WORK TO COMPLETE –
Every line of the data below should be retyped exactly, with no images carried over.

=== SUPPLIED MATERIAL ===

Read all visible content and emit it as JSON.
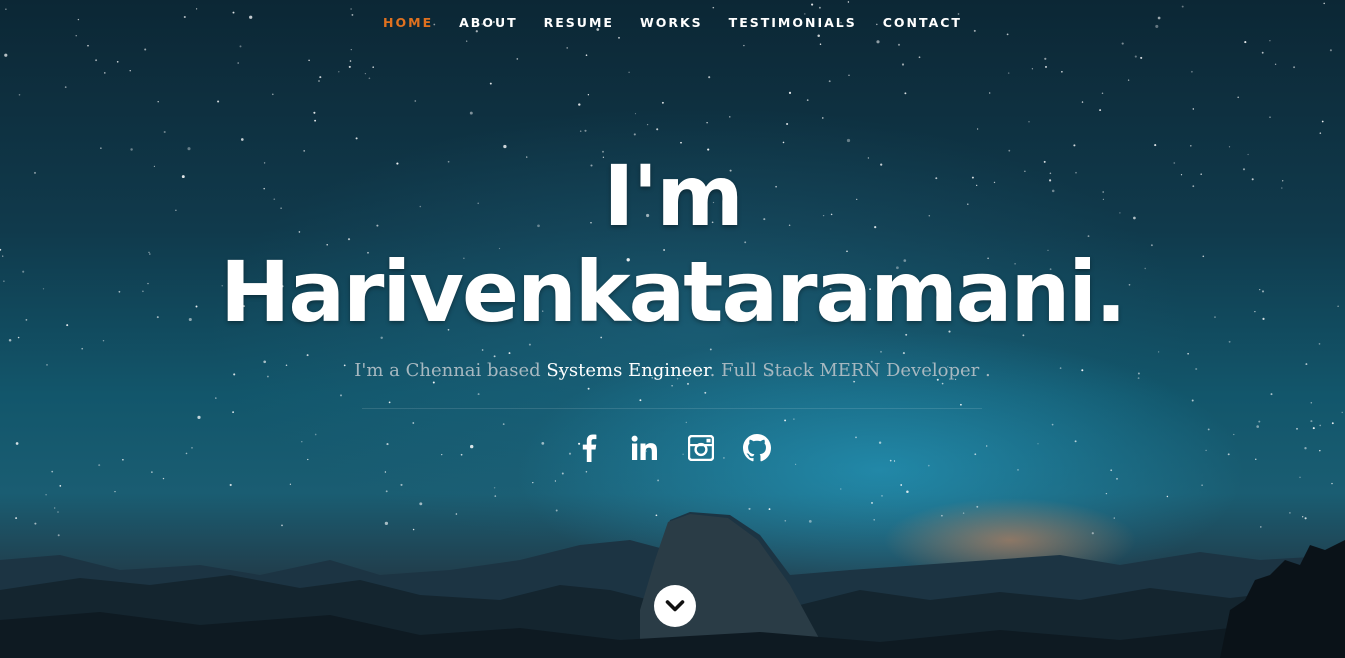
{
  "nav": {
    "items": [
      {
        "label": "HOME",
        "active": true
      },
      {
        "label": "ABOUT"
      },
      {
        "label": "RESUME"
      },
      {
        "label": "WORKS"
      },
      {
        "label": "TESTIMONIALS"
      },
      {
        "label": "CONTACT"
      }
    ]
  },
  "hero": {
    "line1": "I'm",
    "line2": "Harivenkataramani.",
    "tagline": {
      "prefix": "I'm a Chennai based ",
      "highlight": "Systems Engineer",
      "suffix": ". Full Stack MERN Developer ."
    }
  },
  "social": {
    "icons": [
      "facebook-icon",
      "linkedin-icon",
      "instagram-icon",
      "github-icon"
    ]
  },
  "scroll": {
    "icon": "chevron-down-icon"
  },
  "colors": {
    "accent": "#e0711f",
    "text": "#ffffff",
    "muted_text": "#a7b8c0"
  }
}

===

TASK OUTPUT –
Read all visible content and emit it as JSON.
{
  "nav": {
    "items": [
      {
        "label": "HOME",
        "active": true
      },
      {
        "label": "ABOUT"
      },
      {
        "label": "RESUME"
      },
      {
        "label": "WORKS"
      },
      {
        "label": "TESTIMONIALS"
      },
      {
        "label": "CONTACT"
      }
    ]
  },
  "hero": {
    "line1": "I'm",
    "line2": "Harivenkataramani.",
    "tagline": {
      "prefix": "I'm a Chennai based ",
      "highlight": "Systems Engineer",
      "suffix": ". Full Stack MERN Developer ."
    }
  },
  "social": {
    "icons": [
      "facebook-icon",
      "linkedin-icon",
      "instagram-icon",
      "github-icon"
    ]
  },
  "scroll": {
    "icon": "chevron-down-icon"
  },
  "colors": {
    "accent": "#e0711f",
    "text": "#ffffff",
    "muted_text": "#a7b8c0"
  }
}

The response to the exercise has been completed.